> [Aim of the task] Your answer should be one number: how many lines below have the word "icon".

[[ Supplied entries, beginning ]]

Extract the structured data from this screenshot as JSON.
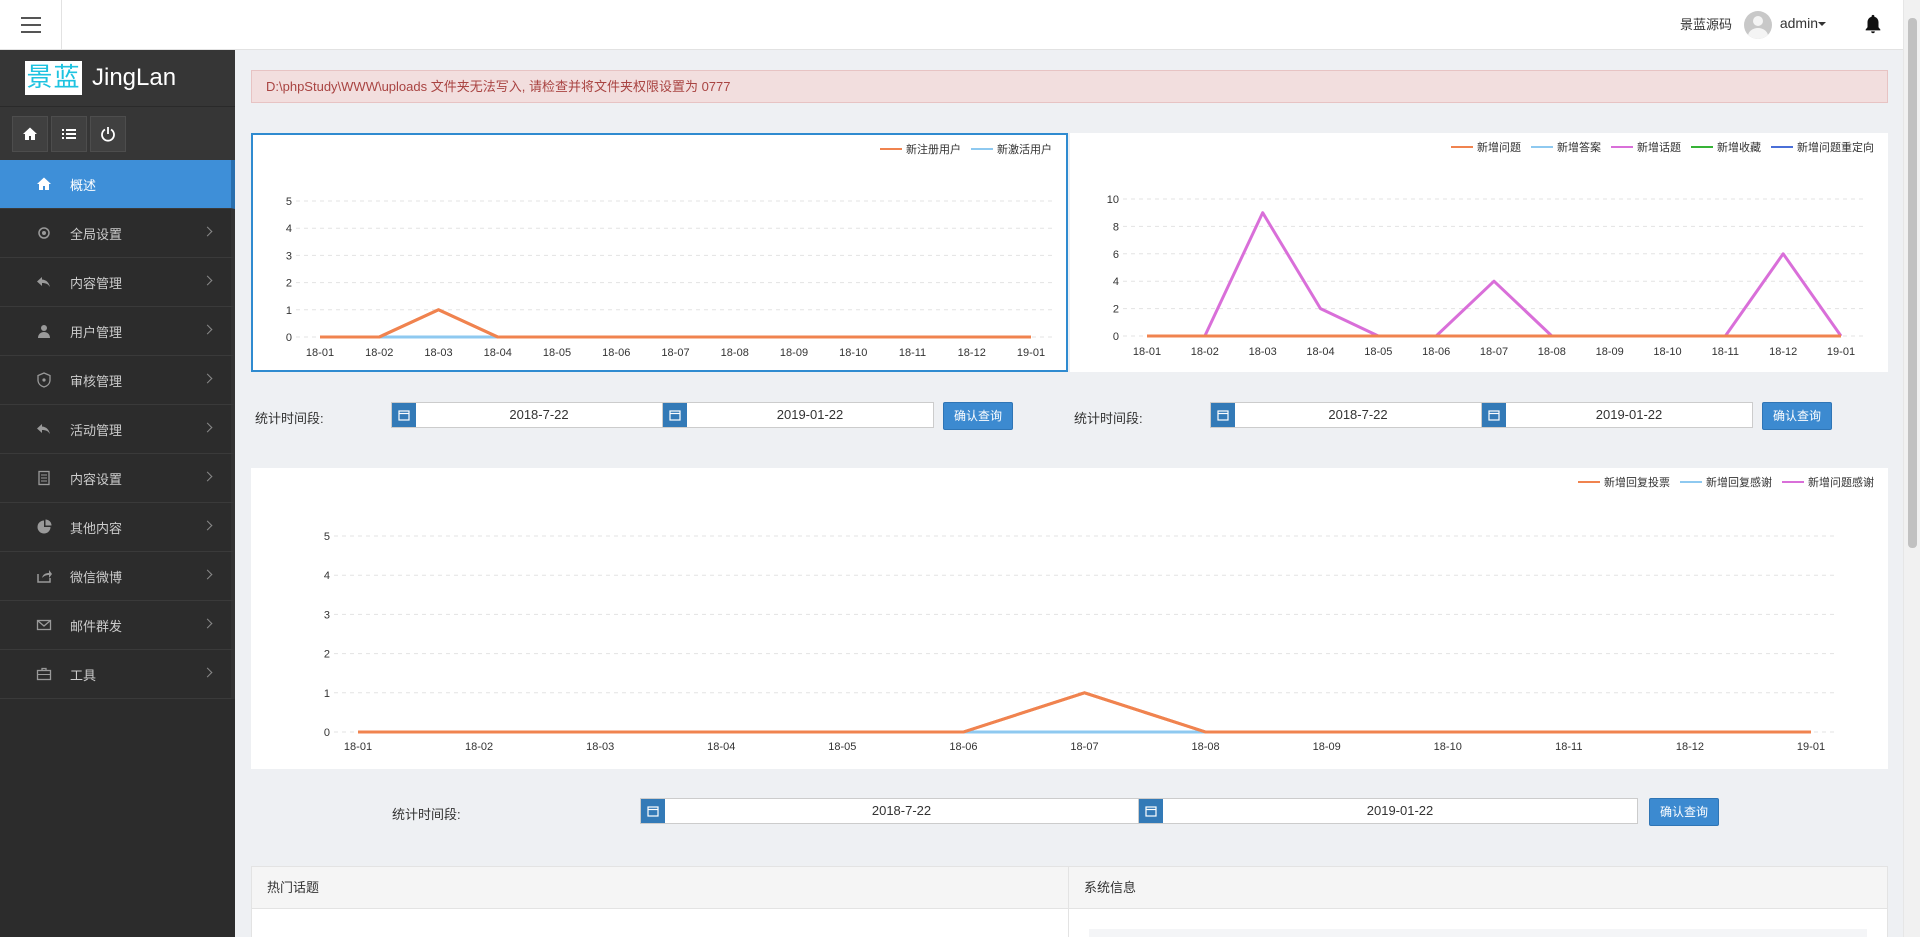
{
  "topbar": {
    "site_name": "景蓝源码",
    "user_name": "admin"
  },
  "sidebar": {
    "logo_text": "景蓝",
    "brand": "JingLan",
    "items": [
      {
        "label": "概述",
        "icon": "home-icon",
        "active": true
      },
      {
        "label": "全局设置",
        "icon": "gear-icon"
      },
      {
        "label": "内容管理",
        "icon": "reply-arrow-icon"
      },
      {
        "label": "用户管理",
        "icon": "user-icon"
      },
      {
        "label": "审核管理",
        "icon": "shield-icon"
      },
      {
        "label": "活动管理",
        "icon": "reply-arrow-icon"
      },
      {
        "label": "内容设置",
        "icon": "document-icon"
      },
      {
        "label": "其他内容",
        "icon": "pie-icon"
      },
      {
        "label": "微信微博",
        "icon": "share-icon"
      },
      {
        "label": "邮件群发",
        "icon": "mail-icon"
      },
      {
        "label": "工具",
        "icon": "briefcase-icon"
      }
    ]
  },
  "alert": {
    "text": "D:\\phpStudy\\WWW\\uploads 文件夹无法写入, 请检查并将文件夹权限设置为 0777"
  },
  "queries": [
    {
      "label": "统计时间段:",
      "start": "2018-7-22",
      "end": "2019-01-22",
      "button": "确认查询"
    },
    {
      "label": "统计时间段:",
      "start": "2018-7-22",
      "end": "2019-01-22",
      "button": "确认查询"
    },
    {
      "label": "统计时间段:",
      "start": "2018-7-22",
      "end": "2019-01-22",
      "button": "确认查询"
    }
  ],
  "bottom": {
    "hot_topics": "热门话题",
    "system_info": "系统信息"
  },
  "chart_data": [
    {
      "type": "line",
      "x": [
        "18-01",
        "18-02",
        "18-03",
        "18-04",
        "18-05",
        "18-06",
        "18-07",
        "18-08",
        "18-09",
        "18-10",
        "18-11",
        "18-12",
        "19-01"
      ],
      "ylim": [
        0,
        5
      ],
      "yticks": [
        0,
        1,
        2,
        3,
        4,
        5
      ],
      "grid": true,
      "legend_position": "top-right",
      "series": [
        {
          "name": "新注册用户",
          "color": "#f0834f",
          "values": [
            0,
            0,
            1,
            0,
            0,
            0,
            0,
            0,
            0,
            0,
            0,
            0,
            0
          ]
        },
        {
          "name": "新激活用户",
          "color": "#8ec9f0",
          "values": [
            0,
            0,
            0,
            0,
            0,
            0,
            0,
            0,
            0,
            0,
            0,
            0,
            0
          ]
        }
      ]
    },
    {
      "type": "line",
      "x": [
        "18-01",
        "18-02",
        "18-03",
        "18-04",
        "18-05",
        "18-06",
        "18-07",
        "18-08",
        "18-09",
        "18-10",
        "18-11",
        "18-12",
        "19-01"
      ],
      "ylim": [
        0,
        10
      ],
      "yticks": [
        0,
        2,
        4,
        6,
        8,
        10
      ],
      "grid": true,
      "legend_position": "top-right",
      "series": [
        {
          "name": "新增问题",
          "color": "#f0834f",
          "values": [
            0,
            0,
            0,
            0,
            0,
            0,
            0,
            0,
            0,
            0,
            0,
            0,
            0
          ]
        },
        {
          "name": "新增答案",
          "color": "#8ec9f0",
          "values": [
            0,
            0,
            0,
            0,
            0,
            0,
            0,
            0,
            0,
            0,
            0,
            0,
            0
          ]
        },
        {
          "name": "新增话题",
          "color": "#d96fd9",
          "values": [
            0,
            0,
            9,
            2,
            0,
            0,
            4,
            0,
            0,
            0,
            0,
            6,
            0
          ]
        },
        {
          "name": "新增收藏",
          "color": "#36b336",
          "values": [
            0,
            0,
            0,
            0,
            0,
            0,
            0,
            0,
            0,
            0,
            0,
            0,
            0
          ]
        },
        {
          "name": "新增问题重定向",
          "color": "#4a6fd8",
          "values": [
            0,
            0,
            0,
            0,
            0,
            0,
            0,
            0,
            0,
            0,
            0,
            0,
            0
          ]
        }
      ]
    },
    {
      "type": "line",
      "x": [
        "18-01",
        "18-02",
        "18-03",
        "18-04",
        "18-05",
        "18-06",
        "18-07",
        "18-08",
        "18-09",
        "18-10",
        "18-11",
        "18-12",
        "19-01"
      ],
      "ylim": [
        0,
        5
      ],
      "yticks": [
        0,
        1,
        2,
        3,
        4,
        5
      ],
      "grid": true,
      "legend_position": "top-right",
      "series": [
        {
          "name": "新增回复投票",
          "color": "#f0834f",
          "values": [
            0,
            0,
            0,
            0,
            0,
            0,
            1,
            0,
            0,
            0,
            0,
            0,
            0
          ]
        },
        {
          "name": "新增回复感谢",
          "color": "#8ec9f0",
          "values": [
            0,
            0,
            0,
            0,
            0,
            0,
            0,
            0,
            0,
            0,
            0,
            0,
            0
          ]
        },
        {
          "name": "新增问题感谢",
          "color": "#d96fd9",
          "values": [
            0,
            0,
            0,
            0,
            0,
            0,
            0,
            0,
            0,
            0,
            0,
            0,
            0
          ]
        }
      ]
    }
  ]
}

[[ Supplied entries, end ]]
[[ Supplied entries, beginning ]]

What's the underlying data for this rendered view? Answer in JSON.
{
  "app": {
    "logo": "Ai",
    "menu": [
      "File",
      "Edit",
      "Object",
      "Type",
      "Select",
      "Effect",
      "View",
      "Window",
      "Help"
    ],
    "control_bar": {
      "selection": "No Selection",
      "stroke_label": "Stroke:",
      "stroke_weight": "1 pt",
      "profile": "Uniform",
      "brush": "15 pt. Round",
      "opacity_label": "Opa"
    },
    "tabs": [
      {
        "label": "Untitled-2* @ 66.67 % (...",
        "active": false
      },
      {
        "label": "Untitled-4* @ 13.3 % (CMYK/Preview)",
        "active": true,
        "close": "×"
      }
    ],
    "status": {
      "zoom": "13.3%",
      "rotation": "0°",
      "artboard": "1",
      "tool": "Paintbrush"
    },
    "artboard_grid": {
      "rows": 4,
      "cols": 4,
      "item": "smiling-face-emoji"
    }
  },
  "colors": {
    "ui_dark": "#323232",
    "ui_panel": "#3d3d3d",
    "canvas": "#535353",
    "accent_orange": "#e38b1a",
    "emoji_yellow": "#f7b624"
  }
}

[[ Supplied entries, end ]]

> [Answer to this exercise] 11